**WORK TO BE COMPLETED:**
Reproduce the listing exactly, keeping every word as it is.

**TASK MATERIAL:**
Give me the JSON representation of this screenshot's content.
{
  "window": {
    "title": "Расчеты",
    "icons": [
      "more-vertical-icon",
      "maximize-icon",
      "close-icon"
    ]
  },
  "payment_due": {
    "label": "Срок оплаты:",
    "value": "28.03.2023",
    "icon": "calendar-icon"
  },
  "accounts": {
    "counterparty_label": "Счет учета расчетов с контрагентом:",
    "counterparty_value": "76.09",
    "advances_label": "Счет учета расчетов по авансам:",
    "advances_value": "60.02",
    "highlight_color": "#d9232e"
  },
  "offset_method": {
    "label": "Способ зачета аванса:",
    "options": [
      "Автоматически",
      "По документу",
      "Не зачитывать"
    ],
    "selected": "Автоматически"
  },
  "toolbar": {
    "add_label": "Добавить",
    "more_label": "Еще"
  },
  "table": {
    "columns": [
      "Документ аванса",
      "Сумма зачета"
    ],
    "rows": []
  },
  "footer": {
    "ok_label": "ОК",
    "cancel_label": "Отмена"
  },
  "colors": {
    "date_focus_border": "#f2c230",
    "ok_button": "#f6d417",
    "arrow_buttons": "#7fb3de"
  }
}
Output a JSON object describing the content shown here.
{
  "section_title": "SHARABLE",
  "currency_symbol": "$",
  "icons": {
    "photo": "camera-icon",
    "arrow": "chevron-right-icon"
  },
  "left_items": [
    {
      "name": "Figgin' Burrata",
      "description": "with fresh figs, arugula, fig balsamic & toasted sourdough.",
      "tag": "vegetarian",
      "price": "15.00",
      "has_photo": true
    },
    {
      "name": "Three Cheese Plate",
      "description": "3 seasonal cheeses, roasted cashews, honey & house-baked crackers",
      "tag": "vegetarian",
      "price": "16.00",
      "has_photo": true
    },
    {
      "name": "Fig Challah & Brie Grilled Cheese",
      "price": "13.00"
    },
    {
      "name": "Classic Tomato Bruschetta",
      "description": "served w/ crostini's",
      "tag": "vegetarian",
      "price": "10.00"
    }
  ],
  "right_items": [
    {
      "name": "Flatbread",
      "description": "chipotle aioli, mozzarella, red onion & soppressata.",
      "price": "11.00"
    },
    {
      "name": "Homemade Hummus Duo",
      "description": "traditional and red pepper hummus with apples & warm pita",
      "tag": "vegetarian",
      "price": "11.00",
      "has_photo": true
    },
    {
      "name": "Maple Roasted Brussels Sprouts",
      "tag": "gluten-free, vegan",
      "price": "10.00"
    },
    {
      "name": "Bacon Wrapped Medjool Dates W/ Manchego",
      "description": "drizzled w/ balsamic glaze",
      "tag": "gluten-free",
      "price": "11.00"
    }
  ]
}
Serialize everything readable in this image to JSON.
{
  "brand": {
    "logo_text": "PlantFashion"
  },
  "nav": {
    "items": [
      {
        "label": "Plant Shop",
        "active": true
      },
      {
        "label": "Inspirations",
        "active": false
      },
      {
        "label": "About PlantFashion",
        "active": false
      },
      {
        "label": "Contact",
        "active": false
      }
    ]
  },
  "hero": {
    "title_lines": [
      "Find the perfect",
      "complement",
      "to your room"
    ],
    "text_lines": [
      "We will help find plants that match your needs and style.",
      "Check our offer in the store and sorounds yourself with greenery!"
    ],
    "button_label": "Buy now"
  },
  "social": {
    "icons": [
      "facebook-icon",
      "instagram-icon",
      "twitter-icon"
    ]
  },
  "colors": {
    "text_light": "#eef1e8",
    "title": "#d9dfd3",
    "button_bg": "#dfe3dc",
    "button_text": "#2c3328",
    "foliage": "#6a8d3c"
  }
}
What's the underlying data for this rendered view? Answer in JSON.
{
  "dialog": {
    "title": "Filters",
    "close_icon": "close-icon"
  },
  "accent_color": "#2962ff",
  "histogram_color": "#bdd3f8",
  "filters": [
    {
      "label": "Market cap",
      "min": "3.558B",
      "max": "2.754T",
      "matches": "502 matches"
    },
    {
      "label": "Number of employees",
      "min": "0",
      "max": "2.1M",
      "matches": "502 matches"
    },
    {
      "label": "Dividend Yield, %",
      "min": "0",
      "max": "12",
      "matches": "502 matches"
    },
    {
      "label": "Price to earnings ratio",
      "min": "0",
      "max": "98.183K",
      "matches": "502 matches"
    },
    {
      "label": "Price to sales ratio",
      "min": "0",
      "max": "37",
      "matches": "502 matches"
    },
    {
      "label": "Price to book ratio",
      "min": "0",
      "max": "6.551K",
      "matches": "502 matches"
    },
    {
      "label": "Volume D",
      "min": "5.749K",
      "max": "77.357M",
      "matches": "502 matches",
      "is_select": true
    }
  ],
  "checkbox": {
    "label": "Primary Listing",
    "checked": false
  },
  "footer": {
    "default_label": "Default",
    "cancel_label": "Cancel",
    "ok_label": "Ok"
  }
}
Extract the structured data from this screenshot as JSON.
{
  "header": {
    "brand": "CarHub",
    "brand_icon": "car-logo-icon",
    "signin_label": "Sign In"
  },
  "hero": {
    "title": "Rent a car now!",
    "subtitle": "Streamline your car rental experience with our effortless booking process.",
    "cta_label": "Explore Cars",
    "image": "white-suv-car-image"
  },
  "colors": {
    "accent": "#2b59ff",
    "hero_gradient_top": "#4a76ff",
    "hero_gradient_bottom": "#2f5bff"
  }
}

**RESULT OF THIS TASK:**
Give me the JSON representation of this screenshot's content.
{
  "window": {
    "title": "Расчеты",
    "icons": [
      "more-vertical-icon",
      "maximize-icon",
      "close-icon"
    ]
  },
  "payment_due": {
    "label": "Срок оплаты:",
    "value": "28.03.2023",
    "icon": "calendar-icon"
  },
  "accounts": {
    "counterparty_label": "Счет учета расчетов с контрагентом:",
    "counterparty_value": "76.09",
    "advances_label": "Счет учета расчетов по авансам:",
    "advances_value": "60.02",
    "highlight_color": "#d9232e"
  },
  "offset_method": {
    "label": "Способ зачета аванса:",
    "options": [
      "Автоматически",
      "По документу",
      "Не зачитывать"
    ],
    "selected": "Автоматически"
  },
  "toolbar": {
    "add_label": "Добавить",
    "more_label": "Еще"
  },
  "table": {
    "columns": [
      "Документ аванса",
      "Сумма зачета"
    ],
    "rows": []
  },
  "footer": {
    "ok_label": "ОК",
    "cancel_label": "Отмена"
  },
  "colors": {
    "date_focus_border": "#f2c230",
    "ok_button": "#f6d417",
    "arrow_buttons": "#7fb3de"
  }
}
Output a JSON object describing the content shown here.
{
  "section_title": "SHARABLE",
  "currency_symbol": "$",
  "icons": {
    "photo": "camera-icon",
    "arrow": "chevron-right-icon"
  },
  "left_items": [
    {
      "name": "Figgin' Burrata",
      "description": "with fresh figs, arugula, fig balsamic & toasted sourdough.",
      "tag": "vegetarian",
      "price": "15.00",
      "has_photo": true
    },
    {
      "name": "Three Cheese Plate",
      "description": "3 seasonal cheeses, roasted cashews, honey & house-baked crackers",
      "tag": "vegetarian",
      "price": "16.00",
      "has_photo": true
    },
    {
      "name": "Fig Challah & Brie Grilled Cheese",
      "price": "13.00"
    },
    {
      "name": "Classic Tomato Bruschetta",
      "description": "served w/ crostini's",
      "tag": "vegetarian",
      "price": "10.00"
    }
  ],
  "right_items": [
    {
      "name": "Flatbread",
      "description": "chipotle aioli, mozzarella, red onion & soppressata.",
      "price": "11.00"
    },
    {
      "name": "Homemade Hummus Duo",
      "description": "traditional and red pepper hummus with apples & warm pita",
      "tag": "vegetarian",
      "price": "11.00",
      "has_photo": true
    },
    {
      "name": "Maple Roasted Brussels Sprouts",
      "tag": "gluten-free, vegan",
      "price": "10.00"
    },
    {
      "name": "Bacon Wrapped Medjool Dates W/ Manchego",
      "description": "drizzled w/ balsamic glaze",
      "tag": "gluten-free",
      "price": "11.00"
    }
  ]
}
Serialize everything readable in this image to JSON.
{
  "brand": {
    "logo_text": "PlantFashion"
  },
  "nav": {
    "items": [
      {
        "label": "Plant Shop",
        "active": true
      },
      {
        "label": "Inspirations",
        "active": false
      },
      {
        "label": "About PlantFashion",
        "active": false
      },
      {
        "label": "Contact",
        "active": false
      }
    ]
  },
  "hero": {
    "title_lines": [
      "Find the perfect",
      "complement",
      "to your room"
    ],
    "text_lines": [
      "We will help find plants that match your needs and style.",
      "Check our offer in the store and sorounds yourself with greenery!"
    ],
    "button_label": "Buy now"
  },
  "social": {
    "icons": [
      "facebook-icon",
      "instagram-icon",
      "twitter-icon"
    ]
  },
  "colors": {
    "text_light": "#eef1e8",
    "title": "#d9dfd3",
    "button_bg": "#dfe3dc",
    "button_text": "#2c3328",
    "foliage": "#6a8d3c"
  }
}
What's the underlying data for this rendered view? Answer in JSON.
{
  "dialog": {
    "title": "Filters",
    "close_icon": "close-icon"
  },
  "accent_color": "#2962ff",
  "histogram_color": "#bdd3f8",
  "filters": [
    {
      "label": "Market cap",
      "min": "3.558B",
      "max": "2.754T",
      "matches": "502 matches"
    },
    {
      "label": "Number of employees",
      "min": "0",
      "max": "2.1M",
      "matches": "502 matches"
    },
    {
      "label": "Dividend Yield, %",
      "min": "0",
      "max": "12",
      "matches": "502 matches"
    },
    {
      "label": "Price to earnings ratio",
      "min": "0",
      "max": "98.183K",
      "matches": "502 matches"
    },
    {
      "label": "Price to sales ratio",
      "min": "0",
      "max": "37",
      "matches": "502 matches"
    },
    {
      "label": "Price to book ratio",
      "min": "0",
      "max": "6.551K",
      "matches": "502 matches"
    },
    {
      "label": "Volume D",
      "min": "5.749K",
      "max": "77.357M",
      "matches": "502 matches",
      "is_select": true
    }
  ],
  "checkbox": {
    "label": "Primary Listing",
    "checked": false
  },
  "footer": {
    "default_label": "Default",
    "cancel_label": "Cancel",
    "ok_label": "Ok"
  }
}
Extract the structured data from this screenshot as JSON.
{
  "header": {
    "brand": "CarHub",
    "brand_icon": "car-logo-icon",
    "signin_label": "Sign In"
  },
  "hero": {
    "title": "Rent a car now!",
    "subtitle": "Streamline your car rental experience with our effortless booking process.",
    "cta_label": "Explore Cars",
    "image": "white-suv-car-image"
  },
  "colors": {
    "accent": "#2b59ff",
    "hero_gradient_top": "#4a76ff",
    "hero_gradient_bottom": "#2f5bff"
  }
}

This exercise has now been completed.